Linda receives several letters from her brother, William, who has gone to Washington with his master, Mr. Sands. Suddenly, the letters stop, and Linda learns that William has escaped. Initially, she fears for her children, thinking that Mr. Sands might decide to sell them to make up for his loss. But Mr. Sands — who feels confident that William will return — is more surprised and disappointed by William's action than angry. After overhearing her grandmother's conversation with an elderly woman whose children have all been sold, Linda reminds herself of William's resolve to be free and is finally able to rejoice in his freedom, although, like her grandmother, she fears for his safety.
Meanwhile, Mr. Sands makes plans to send Ellen to live with his sister in Illinois, while Benjamin is to live with Mr. Sands and his new wife. When Linda learns of the plans, she is devastated at the thought of not being able to see her children any longer, although she realizes that the moves would be in their best interests. Ultimately, Mr. Sands decides to send Ellen to live with some of his relatives in Brooklyn. On the eve of Ellen's departure, Linda comes out of hiding and spends the evening with Ellen.
Six months later, Linda's grandmother receives a letter announcing Ellen's safe arrival in Brooklyn.

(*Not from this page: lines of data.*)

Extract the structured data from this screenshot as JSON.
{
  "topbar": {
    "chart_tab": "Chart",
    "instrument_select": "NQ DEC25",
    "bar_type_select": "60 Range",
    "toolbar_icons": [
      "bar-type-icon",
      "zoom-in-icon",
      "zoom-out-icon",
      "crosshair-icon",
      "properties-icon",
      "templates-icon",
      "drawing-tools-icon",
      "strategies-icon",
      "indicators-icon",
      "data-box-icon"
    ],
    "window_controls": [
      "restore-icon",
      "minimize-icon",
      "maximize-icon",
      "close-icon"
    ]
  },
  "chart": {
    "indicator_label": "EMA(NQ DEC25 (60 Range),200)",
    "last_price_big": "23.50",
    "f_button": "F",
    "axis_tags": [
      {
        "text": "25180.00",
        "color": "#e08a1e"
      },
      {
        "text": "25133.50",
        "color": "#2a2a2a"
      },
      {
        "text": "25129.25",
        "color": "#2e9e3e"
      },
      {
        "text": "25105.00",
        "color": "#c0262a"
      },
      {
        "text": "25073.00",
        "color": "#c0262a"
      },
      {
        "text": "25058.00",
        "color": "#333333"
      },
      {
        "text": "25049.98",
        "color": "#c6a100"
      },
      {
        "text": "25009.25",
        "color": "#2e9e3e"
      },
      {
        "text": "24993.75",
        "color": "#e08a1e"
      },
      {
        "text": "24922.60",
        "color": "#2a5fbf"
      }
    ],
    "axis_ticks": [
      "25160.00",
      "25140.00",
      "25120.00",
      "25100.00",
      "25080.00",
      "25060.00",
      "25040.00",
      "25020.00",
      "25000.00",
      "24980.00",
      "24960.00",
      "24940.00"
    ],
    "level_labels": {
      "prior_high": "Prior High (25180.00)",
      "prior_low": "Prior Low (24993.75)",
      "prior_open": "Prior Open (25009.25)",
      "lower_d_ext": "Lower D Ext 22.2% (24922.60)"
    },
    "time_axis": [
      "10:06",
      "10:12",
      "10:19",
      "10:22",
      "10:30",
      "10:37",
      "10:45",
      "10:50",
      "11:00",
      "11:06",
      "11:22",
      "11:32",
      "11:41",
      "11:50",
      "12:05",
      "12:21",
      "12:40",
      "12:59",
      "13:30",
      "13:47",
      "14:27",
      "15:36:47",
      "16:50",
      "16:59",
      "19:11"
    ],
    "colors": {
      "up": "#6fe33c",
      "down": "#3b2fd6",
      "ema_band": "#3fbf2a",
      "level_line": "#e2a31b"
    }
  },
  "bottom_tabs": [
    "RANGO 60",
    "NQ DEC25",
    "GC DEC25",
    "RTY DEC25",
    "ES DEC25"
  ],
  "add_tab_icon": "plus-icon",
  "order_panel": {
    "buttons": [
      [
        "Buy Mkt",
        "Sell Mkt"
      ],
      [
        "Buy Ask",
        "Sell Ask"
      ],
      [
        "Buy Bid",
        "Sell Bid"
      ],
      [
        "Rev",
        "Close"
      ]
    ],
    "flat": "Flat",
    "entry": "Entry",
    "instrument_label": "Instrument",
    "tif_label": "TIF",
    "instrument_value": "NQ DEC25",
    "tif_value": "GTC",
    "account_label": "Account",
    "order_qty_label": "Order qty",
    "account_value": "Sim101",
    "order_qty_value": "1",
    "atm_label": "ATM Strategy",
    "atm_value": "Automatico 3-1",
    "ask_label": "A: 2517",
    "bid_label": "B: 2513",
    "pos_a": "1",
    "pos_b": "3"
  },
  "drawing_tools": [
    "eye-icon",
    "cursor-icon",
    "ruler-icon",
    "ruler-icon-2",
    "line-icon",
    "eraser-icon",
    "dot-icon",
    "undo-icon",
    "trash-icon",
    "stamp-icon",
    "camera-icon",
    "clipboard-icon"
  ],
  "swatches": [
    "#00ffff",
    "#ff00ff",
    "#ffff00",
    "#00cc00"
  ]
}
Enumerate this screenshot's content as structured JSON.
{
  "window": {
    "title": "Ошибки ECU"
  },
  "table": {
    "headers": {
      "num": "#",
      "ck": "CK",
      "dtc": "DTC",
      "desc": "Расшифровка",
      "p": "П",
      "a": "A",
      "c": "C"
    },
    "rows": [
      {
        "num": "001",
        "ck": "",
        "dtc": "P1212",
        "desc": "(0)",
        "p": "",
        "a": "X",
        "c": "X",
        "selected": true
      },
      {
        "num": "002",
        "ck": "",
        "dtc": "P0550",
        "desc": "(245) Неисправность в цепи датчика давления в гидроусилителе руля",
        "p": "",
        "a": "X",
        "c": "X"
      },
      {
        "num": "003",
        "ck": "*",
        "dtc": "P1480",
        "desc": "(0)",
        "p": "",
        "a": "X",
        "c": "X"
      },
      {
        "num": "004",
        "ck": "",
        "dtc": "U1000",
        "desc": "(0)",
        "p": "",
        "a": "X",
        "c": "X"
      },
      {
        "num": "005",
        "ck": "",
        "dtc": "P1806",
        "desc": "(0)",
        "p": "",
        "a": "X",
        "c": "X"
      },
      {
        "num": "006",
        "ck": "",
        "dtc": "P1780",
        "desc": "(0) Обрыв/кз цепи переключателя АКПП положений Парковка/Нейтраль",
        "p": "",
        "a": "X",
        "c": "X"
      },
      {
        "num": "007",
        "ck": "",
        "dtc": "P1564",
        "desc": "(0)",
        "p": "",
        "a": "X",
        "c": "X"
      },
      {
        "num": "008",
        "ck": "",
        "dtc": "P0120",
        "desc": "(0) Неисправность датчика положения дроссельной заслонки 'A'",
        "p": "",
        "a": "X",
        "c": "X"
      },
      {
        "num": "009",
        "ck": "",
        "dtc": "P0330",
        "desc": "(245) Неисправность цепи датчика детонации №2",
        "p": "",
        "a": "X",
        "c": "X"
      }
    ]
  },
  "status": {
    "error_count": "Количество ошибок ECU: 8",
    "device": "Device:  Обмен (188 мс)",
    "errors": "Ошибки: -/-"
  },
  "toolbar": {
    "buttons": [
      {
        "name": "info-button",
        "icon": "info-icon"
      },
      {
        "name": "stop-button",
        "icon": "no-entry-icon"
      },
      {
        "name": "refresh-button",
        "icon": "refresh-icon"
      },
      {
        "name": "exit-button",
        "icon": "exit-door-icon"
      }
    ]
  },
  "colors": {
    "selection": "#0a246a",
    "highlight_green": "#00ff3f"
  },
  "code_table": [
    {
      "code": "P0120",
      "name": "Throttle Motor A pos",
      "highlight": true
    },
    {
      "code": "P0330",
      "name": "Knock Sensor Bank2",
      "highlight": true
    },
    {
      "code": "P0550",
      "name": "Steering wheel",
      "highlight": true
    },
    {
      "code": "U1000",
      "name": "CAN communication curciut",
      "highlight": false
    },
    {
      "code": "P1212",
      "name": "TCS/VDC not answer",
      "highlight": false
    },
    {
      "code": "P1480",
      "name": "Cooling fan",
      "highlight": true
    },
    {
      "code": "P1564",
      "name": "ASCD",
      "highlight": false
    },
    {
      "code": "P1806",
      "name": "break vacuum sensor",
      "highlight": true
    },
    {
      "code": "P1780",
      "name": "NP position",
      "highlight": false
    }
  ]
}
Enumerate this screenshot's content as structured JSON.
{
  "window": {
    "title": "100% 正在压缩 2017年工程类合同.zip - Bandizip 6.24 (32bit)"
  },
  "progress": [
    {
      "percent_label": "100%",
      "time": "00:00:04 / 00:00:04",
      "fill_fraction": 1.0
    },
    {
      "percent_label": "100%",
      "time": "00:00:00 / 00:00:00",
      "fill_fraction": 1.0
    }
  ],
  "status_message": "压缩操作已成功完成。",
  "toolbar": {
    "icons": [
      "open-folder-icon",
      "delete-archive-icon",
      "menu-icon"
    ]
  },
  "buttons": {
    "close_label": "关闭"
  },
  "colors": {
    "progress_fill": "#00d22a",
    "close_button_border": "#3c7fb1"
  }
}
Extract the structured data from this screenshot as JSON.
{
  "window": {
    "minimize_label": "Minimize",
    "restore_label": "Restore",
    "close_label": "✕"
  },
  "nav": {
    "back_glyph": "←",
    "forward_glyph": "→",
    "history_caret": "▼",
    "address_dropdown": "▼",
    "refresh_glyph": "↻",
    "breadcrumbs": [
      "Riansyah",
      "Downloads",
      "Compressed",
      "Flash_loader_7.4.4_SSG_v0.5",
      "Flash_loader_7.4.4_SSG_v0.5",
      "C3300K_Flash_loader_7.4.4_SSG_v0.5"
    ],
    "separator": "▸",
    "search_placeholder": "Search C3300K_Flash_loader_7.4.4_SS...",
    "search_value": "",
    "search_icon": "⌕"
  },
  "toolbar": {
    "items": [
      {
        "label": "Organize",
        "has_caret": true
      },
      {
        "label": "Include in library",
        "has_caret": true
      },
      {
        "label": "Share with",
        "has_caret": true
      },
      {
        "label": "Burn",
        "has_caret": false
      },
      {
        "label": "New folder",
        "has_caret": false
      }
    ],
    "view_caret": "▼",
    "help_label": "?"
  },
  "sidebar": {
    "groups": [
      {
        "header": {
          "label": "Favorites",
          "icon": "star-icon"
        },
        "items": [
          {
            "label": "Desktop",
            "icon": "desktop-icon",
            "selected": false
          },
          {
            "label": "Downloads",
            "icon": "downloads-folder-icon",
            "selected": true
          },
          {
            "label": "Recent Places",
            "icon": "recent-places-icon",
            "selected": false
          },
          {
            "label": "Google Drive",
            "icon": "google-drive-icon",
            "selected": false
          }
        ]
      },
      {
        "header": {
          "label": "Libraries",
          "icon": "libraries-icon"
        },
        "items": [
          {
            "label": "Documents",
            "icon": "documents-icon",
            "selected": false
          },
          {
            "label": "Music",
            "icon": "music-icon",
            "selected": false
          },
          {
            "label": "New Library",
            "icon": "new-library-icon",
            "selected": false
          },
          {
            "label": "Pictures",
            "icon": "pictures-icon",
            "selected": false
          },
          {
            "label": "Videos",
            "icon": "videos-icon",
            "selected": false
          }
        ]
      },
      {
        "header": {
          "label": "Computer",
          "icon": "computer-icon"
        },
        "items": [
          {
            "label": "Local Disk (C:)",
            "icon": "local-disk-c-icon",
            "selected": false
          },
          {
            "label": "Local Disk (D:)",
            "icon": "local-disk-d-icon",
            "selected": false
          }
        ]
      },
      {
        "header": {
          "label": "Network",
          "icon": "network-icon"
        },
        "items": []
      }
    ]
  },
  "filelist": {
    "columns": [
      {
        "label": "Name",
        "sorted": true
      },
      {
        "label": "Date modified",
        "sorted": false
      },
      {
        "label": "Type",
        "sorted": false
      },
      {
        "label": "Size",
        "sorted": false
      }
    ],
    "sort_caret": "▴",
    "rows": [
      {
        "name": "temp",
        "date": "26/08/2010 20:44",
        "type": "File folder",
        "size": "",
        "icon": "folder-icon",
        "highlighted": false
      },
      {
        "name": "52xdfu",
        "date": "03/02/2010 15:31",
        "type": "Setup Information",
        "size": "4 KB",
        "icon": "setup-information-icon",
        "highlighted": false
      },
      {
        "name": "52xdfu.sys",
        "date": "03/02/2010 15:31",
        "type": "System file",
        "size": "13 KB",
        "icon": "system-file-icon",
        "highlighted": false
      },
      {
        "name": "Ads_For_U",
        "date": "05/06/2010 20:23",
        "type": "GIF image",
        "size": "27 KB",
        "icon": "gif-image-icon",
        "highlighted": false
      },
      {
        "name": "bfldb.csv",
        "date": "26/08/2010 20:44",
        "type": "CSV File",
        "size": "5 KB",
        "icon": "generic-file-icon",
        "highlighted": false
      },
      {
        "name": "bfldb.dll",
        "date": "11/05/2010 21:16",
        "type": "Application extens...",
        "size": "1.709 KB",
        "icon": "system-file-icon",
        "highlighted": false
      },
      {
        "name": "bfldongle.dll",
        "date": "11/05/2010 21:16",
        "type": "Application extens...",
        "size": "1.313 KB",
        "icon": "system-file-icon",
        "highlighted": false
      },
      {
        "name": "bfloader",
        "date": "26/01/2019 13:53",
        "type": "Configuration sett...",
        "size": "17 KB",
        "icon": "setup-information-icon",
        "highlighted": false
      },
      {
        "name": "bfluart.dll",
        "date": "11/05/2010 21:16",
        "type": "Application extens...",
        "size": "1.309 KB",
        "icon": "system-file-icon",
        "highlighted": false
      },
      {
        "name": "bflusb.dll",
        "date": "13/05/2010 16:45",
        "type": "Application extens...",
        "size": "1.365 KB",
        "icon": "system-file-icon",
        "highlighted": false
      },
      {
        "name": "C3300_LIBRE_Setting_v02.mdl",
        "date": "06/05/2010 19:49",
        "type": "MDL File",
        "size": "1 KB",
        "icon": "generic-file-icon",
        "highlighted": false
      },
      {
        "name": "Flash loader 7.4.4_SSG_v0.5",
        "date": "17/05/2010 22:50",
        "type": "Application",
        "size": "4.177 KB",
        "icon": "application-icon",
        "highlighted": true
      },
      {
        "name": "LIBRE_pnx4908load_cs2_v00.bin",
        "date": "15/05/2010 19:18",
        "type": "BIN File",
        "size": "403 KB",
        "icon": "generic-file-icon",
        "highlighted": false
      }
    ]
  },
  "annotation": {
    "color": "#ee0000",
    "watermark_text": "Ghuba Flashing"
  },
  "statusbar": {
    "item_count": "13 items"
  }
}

About this same time, Aunt Nancy (Aunt Martha's twin sister) dies, and Linda's grandmother is devastated by her sister's death. Aunt Nancy's death also forces Linda to reexamine her situation and to renew her resolve to escape before she, too, dies as a slave. She also realizes that the longer she remains, the greater danger she poses for her grandmother, a fact that is brought home to her when she narrowly escapes being discovered by Jenny, the house slave of her former benefactress. With the help of Uncle Phillip and his friend Peter, plans are made for Linda and her friend Fanny to travel north. Before she leaves, Linda introduces herself to her son, Ben, whom she has not spoken to for seven years while she was in hiding. He confesses that he has known of her hiding place all along.
One of the most striking incidents in Chapter 26 is Mr. Sands' refusal to accept that William has run away. Emphasizing his kindness toward William, whom he claims he treated like his own brother, Mr. Sands blames the abolitionists for luring William away and insists that he will return as soon as he discovers the harsh realities of life for free blacks. Although he has witnessed Dr. Flint's cruel treatment of William and the way other slaveholders treat their slaves, Mr. Sands, as a free white man, cannot truly comprehend the devastating, soul-destroying reality of slavery and considers his slaves to be the equivalent of indentured servants who will regain their freedom in time and at his convenience. As he points out, he had planned to give William his freedom in five more years, so he doesn't understand why he wants to run away.
From Mr. Sands' perspective, Williams' action constitutes a breach of trust and loyalty rather than a bold and daring strike for freedom. In this respect, Mr. Sands is not unlike Dr. Flint, who views Linda's refusal to submit to his advances in much the same way. Mr. Sands' professed ignorance of the brutal realities of slavery seems especially shallow and hypocritical given that he is fully aware that the mother of his two children has been reduced to living like a caged animal and he does nothing to help her.
Another key incident (in Chapter 27) is Aunt Nancy's death, which — coupled with Williams' escape, Mr. Sands' decision to send her children to the North, and Jenny's near discovery of her hiding place — is the impetus for Linda's decision to escape. She realizes the pain and futility of spending another seven years in her "retreat." She can no longer rationalize her suffering as the price she must pay to see her children, who are no longer there to soothe her soul. Witnessing her grandmother's inconsolable grief at the loss of her sister conjures up images of her own grief at the imminent death of her grandmother. She decides that she has no choice but to seize what may well be her last chance to escape.
Note that Linda credits her escape (Chapter 29) not to her own courage and daring — characteristics often emphasized in male slave narratives — but to the love and support of her Uncle Phillip, her friend Peter, and her grandmother. Also note that despite her own fear and inconsolable grief over leaving her beloved grandmother, Linda worries about Fanny's welfare and does what little she can to comfort her friend. Here again, Linda's actions underscore a recurrent theme in the book: the love and support of the black community, especially the community of women, as a critical component of the struggle for survival and freedom.